Homework tends to be a challenging issue for kids with AD/HD and frustrating for the parents! Because these children often have problems with poor time management and the fact that they often don’t have a clue how much time is needed to complete homework, assignments are typically left undone or are handed in late with the result that the student receives a lower grade for the same amount of work. Children with AD/HD tend to have a difficult time planning ahead and goal setting and often ‘wait until the last minute.
Here are some tips for parents:
1. Have reasonable expectations for the younger child. 10 minutes of homework for each grade level is a general rule of thumb. If your child is spending more time than that, you may want to talk with your child’s teacher about adjusting the workload.
2. Find a location in your home where the homework will be done. This should be away from other distractions such as TV and away from other family noise. It should be uncluttered with all the needed supplies your child is most likely to need at the workspace. Establish a regular homework time.

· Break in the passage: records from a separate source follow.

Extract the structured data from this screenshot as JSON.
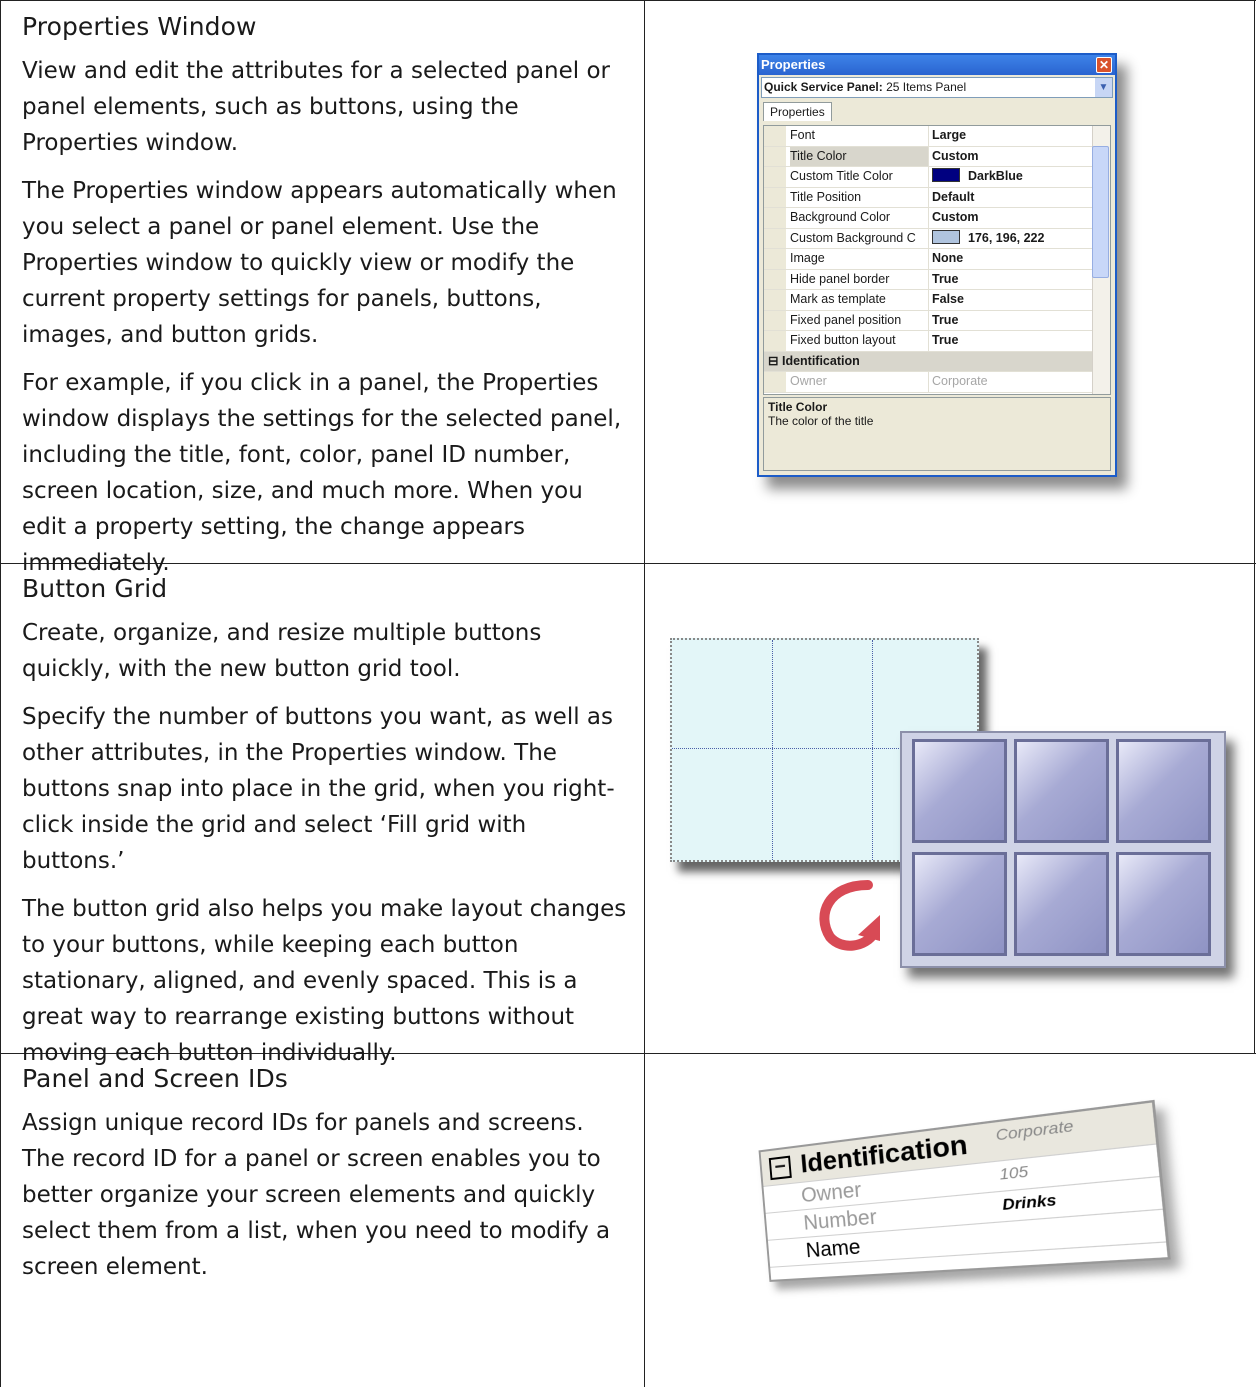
{
  "sections": [
    {
      "title": "Properties Window",
      "paragraphs": [
        "View and edit the attributes for a selected panel or panel elements, such as buttons, using the Properties window.",
        "The Properties window appears automatically when you select a panel or panel element. Use the Properties window to quickly view or modify the current property settings for panels, buttons, images, and button grids.",
        "For example, if you click in a panel, the Properties window displays the settings for the selected panel, including the title, font, color, panel ID number, screen location, size, and much more. When you edit a property setting, the change appears immediately."
      ]
    },
    {
      "title": "Button Grid",
      "paragraphs": [
        "Create, organize, and resize multiple buttons quickly, with the new button grid tool.",
        "Specify the number of buttons you want, as well as other attributes, in the Properties window. The buttons snap into place in the grid, when you right-click inside the grid and select ‘Fill grid with buttons.’",
        "The button grid also helps you make layout changes to your buttons, while keeping each button stationary, aligned, and evenly spaced. This is a great way to rearrange existing buttons without moving each button individually."
      ]
    },
    {
      "title": "Panel and Screen IDs",
      "paragraphs": [
        "Assign unique record IDs for panels and screens. The record ID for a panel or screen enables you to better organize your screen elements and quickly select them from a list, when you need to modify a screen element."
      ]
    }
  ],
  "properties_window": {
    "title": "Properties",
    "selector_bold": "Quick Service Panel:",
    "selector_rest": " 25 Items Panel",
    "tab": "Properties",
    "rows": [
      {
        "name": "Font",
        "value": "Large"
      },
      {
        "name": "Title Color",
        "value": "Custom"
      },
      {
        "name": "Custom Title Color",
        "value": "DarkBlue",
        "swatch": "#000080"
      },
      {
        "name": "Title Position",
        "value": "Default"
      },
      {
        "name": "Background Color",
        "value": "Custom"
      },
      {
        "name": "Custom Background C",
        "value": "176, 196, 222",
        "swatch": "#b0c4de"
      },
      {
        "name": "Image",
        "value": "None"
      },
      {
        "name": "Hide panel border",
        "value": "True"
      },
      {
        "name": "Mark as template",
        "value": "False"
      },
      {
        "name": "Fixed panel position",
        "value": "True"
      },
      {
        "name": "Fixed button layout",
        "value": "True"
      }
    ],
    "category": "Identification",
    "category_rows": [
      {
        "name": "Owner",
        "value": "Corporate"
      }
    ],
    "desc_title": "Title Color",
    "desc_text": "The color of the title"
  },
  "identification_card": {
    "title": "Identification",
    "rows": [
      {
        "name": "Owner",
        "value": "Corporate"
      },
      {
        "name": "Number",
        "value": "105"
      },
      {
        "name": "Name",
        "value": "Drinks"
      }
    ]
  }
}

The best time is either right before dinner or early in the evening (especially for the child on medication whose medication will ‘wear off’ by early to mid-evening). An AD/HD child may need a short break after doing homework that may be tedious. Make sure however, that the break is short (5-10 minutes max) and the child is doing something that he or she can easily break away from. Therefore, I do not recommend that the break be surfing the computer, emailing friends or playing video games.
3. Establish a routine homework schedule. You should sit down with your child and draw up a homework schedule. You can then review all of the assignments and make sure that the child understands what he or she is supposed to do and has all of the needed materials. Ask you child if he or she knows how long it will take to complete each assignment. I strongly recommend that each student carry a homework planner to keep track of assignments.
4. Have incentives for diligently doing homework such as a fun activity to do when the homework is done.
5. Encourage your child to cross off tasks as they are completed.
6. It is OK to help your child get started. Then have your child continue with a reasonable amount to accomplish independently. Look over the homework, checking for completion, careless errors and legibility. It is not important that you correct all of his or her errors or make your child turn in a perfect paper. If the homework seems to be too confusing or difficult for your child, let the teacher know.
7. If the homework is a continual source of frustration, battles and tears, seek the help of the school for appropriate modifications and adjustments to homework. Remember that you may need to advocate for your child.
8. It may be helpful to have two different folders (color-coded) in your child’s backpack. One for things to do and one for things needed to be turned in.
9. A real frustration for parents of AD/HD children is the child not knowing what the homework is and what assignments are due and when. This is particularly frustrating when the teacher does not keep the assignments up to date online or does not communicate with the parent. You may need to schedule an appointment to meet with the teacher yourself. Having a second set of books at home is not a bad idea if your child forgets to bring them home frequently.